A national survey of physicians found strong support for key policies that could help prevent opioid misuse, but report encountering barriers.
A national survey of physicians found strong support for improving prescription drug monitoring programs (PDMPs) as one way to help prevent opioid misuse.
Having lost 30,000 lives due to abuse of prescription opioids and heroin, the American Medical Association (AMA) surveyed physicians nationwide for their opinion on the opioid epidemic and how the issue can be resolved.
Other policies to end the epidemic that had strong support from respondents included increasing physician education and removing obstacles to effective care. Of the physicians surveyed, 87% agree that PDMPs offer insights into the patient’s medical history, 68% have taken continuing medical education (CME) on safe opioid prescription, 55% have taken CME on pain management with opioid alternatives, and 80% said that naloxone should be readily available to patients.

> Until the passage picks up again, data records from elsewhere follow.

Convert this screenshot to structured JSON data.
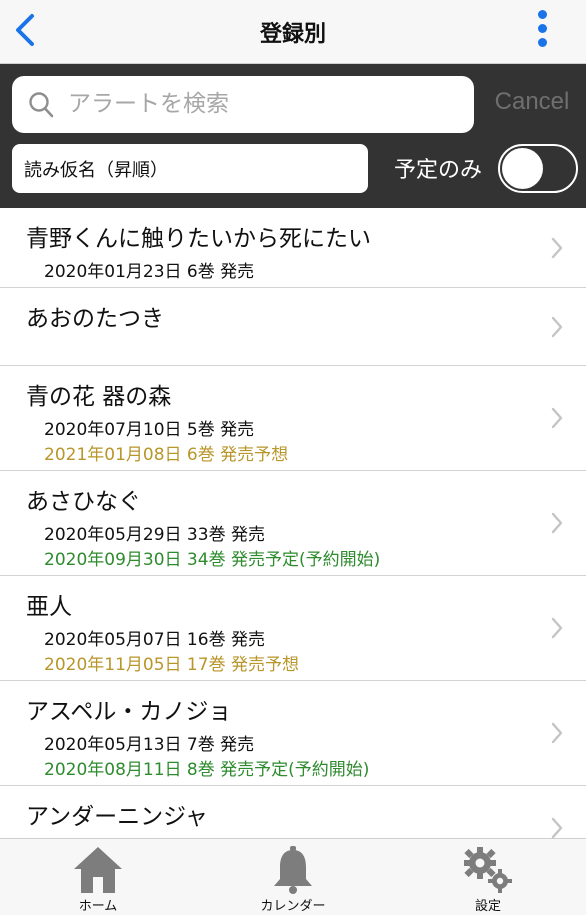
{
  "header": {
    "title": "登録別"
  },
  "search": {
    "placeholder": "アラートを検索",
    "value": "",
    "cancel_label": "Cancel"
  },
  "filters": {
    "sort_value": "読み仮名（昇順）",
    "scheduled_only_label": "予定のみ",
    "scheduled_only_on": false
  },
  "list": {
    "items": [
      {
        "title": "青野くんに触りたいから死にたい",
        "line1": "2020年01月23日 6巻 発売",
        "line2": "",
        "line2_status": ""
      },
      {
        "title": "あおのたつき",
        "line1": "",
        "line2": "",
        "line2_status": ""
      },
      {
        "title": "青の花 器の森",
        "line1": "2020年07月10日 5巻 発売",
        "line2": "2021年01月08日 6巻 発売予想",
        "line2_status": "forecast"
      },
      {
        "title": "あさひなぐ",
        "line1": "2020年05月29日 33巻 発売",
        "line2": "2020年09月30日 34巻 発売予定(予約開始)",
        "line2_status": "scheduled"
      },
      {
        "title": "亜人",
        "line1": "2020年05月07日 16巻 発売",
        "line2": "2020年11月05日 17巻 発売予想",
        "line2_status": "forecast"
      },
      {
        "title": "アスペル・カノジョ",
        "line1": "2020年05月13日 7巻 発売",
        "line2": "2020年08月11日 8巻 発売予定(予約開始)",
        "line2_status": "scheduled"
      },
      {
        "title": "アンダーニンジャ",
        "line1": "",
        "line2": "",
        "line2_status": ""
      }
    ]
  },
  "tabbar": {
    "tabs": [
      {
        "label": "ホーム",
        "icon": "home-icon"
      },
      {
        "label": "カレンダー",
        "icon": "bell-icon"
      },
      {
        "label": "設定",
        "icon": "gear-icon"
      }
    ]
  },
  "colors": {
    "accent": "#1a73e8",
    "forecast": "#b8962a",
    "scheduled": "#2e8b2e",
    "search_bar_bg": "#333333"
  }
}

The survey also showed that many physicians actively seek more education and that 25% said that CME was not easily accessible or did not address their needs.
“This new survey helps underscore that medical societies must be leaders in providing the best resources possible to our colleagues in every state and for every specialty, both for appropriate opioid prescribing and in urging physicians to register for and use PDMPs,” AMA President Steven J. Stack, MD, said in a statement.

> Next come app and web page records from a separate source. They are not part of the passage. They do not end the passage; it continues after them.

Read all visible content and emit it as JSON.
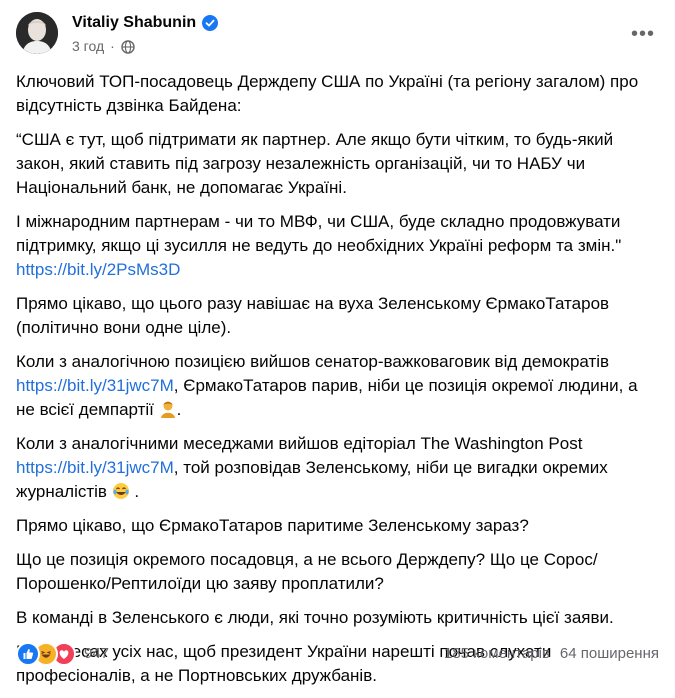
{
  "post": {
    "author": "Vitaliy Shabunin",
    "time": "3 год",
    "paragraphs": [
      [
        "Ключовий ТОП-посадовець Держдепу США по Україні (та регіону загалом) про відсутність дзвінка Байдена:"
      ],
      [
        "“США є тут, щоб підтримати як партнер. Але якщо бути чітким, то будь-який закон, який ставить під загрозу незалежність організацій, чи то НАБУ чи Національний банк, не допомагає Україні."
      ],
      [
        "І міжнародним партнерам - чи то МВФ, чи США, буде складно продовжувати підтримку, якщо ці зусилля не ведуть до необхідних Україні реформ та змін.\"",
        "https://bit.ly/2PsMs3D"
      ],
      [
        "Прямо цікаво, що цього разу навішає на вуха Зеленському ЄрмакоТатаров (політично вони одне ціле)."
      ],
      [
        "Коли з аналогічною позицією вийшов сенатор-важковаговик від демократів",
        "https://bit.ly/31jwc7M",
        ", ЄрмакоТатаров парив, ніби це позиція окремої людини, а не всієї демпартії ",
        "."
      ],
      [
        "Коли з аналогічними меседжами вийшов едіторіал The Washington Post",
        "https://bit.ly/31jwc7M",
        ", той  розповідав Зеленському, ніби це вигадки окремих журналістів ",
        " ."
      ],
      [
        "Прямо цікаво, що ЄрмакоТатаров паритиме Зеленському зараз?"
      ],
      [
        "Що це позиція окремого посадовця, а не всього Держдепу? Що це Сорос/ Порошенко/Рептилоїди цю заяву проплатили?"
      ],
      [
        "В команді в Зеленського є люди, які точно розуміють критичність цієї заяви."
      ],
      [
        "В інтересах усіх нас, щоб президент України нарешті почав слухати професіоналів, а не Портновських дружбанів."
      ]
    ]
  },
  "footer": {
    "reaction_count": "947",
    "comments": "185 коментарів",
    "shares": "64 поширення"
  },
  "colors": {
    "link": "#216fdb",
    "meta": "#65676b",
    "like": "#1877f2",
    "haha": "#f7b125",
    "love": "#f33e58"
  }
}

AMA President Steven J. Stack, MD, issued a call to action that included 5 recommendations for combatting the opioid epidemic. First, physicians should consider registering and using their states’ PDMPs. Second, physicians should seek to enhance their education and training in safe prescribing drugs, especially knowing when opioids are appropriate to the patient’s situation. Third, they should co-prescribe naloxone to patients who may be at a risk for overdose. Fourth, they should receive medication-assisted treatment training in order to provide for those with substance use disorders. Fifth, they should treat all patients with compassion rather than judgment, and not stigmatize those who do have substance use disorders.

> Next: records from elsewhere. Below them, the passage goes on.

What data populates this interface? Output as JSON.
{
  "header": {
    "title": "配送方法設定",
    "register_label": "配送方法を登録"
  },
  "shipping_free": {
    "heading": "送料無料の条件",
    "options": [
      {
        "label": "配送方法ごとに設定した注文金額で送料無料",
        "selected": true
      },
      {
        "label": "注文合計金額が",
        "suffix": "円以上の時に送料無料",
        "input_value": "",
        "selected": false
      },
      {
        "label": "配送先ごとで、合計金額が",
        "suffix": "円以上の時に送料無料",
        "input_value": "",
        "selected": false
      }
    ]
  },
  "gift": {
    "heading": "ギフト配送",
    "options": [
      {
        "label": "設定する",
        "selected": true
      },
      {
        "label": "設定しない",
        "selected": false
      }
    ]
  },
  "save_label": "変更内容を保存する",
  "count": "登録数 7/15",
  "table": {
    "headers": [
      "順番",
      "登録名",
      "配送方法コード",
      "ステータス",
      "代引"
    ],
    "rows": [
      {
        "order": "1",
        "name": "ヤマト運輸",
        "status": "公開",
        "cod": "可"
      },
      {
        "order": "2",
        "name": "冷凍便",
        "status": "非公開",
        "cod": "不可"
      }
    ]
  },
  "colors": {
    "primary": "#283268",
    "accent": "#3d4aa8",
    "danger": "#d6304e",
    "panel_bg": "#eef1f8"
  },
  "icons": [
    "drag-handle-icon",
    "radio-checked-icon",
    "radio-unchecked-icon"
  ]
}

“If a physician is considering prescribing an opioid—whether for acute or chronic pain—we strongly encourage physicians to ensure that they are current in their knowledge and training as to when an opioid is appropriate—and when it is not,” said Dr Stack.